That’s what’s so disturbing, i.e., the silencing of the Black woman –much like Black maids in the pre-Civil Rights South.
Black women’s concerns about a white, Southern woman writing about Black maids in the segregated, Jim Crow south –outside of nonfiction—made some Black women a bit uncomfortable.
With the current climate of various extremist groups and individuals trying to “revise” the history of African Americans in the United States, it immediately set off some red flags for me.
My grandmother was a domestic, but she didn’t become one until she moved to San Francisco during World War II. Stuck in a growing city with few opportunities for smart, proud Black women, she became a domestic for San Francisco’s elite and politicians. She remembered the South, and though her family had their own comforts based on their class, she didn’t’ want to stay there.
Granted, racism against African Americans is anywhere, north, south, east or west, and can be delivered by non-whites as well as whites, but we’re talking about the segregationist south which was a black and white issue.
“The Help” is now made into a film starring one of my favorite actresses, Viola Davis. The main character, Skeeter, is played by another one of my favorite actresses, Emma Stone. Neither of those women are the issue.
I thought some of the concerns that arose when “The Help” was a book, would somehow be addressed or acknowledged during the filming process.
Author Kathryn Stockett seemed to picked up more steam. How dare anyone (especially Black women) take offense to her book, story or portrayals. She seemingly didn’t seek out a Black woman –or Black woman consultants—who could bring a bit more reality to the existence of powerless, segregated Black women in Mississippi. No. Instead she hired her Southern brethren and childhood friend Tate Taylor to take on the film.
According to the L.A. Times, even lead actress Viola Davis had some concerns about Taylor’s role:
(Davis) said she was so serious because she knew how many expectations were riding on the film. “You get pressure from so many groups of people. You get pressure from African Americans, you get pressure from women, you get pressure from other actors. So all those voices are in your head,” she said.

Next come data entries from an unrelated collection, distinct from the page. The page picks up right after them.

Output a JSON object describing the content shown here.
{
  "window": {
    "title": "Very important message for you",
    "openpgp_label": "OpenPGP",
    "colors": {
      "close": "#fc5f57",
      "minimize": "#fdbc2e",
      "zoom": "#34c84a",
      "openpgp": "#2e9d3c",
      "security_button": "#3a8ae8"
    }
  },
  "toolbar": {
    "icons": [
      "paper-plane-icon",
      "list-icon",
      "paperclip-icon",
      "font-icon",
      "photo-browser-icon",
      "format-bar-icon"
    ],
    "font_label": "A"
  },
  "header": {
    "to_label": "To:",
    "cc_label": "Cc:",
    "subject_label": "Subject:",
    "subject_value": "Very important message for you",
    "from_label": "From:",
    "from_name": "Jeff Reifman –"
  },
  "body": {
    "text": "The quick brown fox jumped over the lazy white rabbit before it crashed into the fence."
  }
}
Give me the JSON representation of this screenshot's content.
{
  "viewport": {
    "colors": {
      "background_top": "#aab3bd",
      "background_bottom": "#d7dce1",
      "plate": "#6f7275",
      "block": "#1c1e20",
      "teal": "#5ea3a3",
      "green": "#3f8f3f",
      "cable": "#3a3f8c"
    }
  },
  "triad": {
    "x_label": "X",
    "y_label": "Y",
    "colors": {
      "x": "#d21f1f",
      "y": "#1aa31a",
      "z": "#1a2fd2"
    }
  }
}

The work is fiction, I know that. My concerns are bigger than Kathryn Stockett’s story.
It’s about the reality of Black women in the pre-Civil Rights South who were often the most consistent wage earners in their families. Their status was often socially low, and their power even lower. There are few women during this era who would have risked their low-wage but consistent job by “telling” on their employers. In the small towns they occupied, everyone knows everyone else’s business. Would any one of these women knowingly have told the personal goings-on of their employer’s household without the option of leaving town? If it was even assumed that one of these women leaked confidential information to others, don’t we understand that they would’ve have been promptly fired and the employer (often gender segregated white women with their own issues surrounding power) would have “blacklisted” the maid?
So that’s my issue with the book and the film.
For the thousands of well written books about Black women who were domestics, this is the book that Hollywood thinks is a “good read,” regardless of the critics who have said otherwise.
In the future, Hollywood needs to make a concerted effort to incorporate African American consultants who are well-versed in the stories, history and experiences of this subject …not relying on the actresses themselves. It’s rare that you will find an African American actress who has the conviction of Ms. Davis to voice her opinion and to make a concerted effort to get the story right without acquiescing to the opinion of the masses. It’s also rare that an actress –any actress—will care enough to know the history surrounding a part like this.
For my part, I will not be giving Ms. Stockett any more money; however, I will always support the good faith efforts of Black actresses such as Ms. Davis.
Hollywood Reporter review of “The Help”, http://www.hollywoodreporter.com/review/help-film-review-219915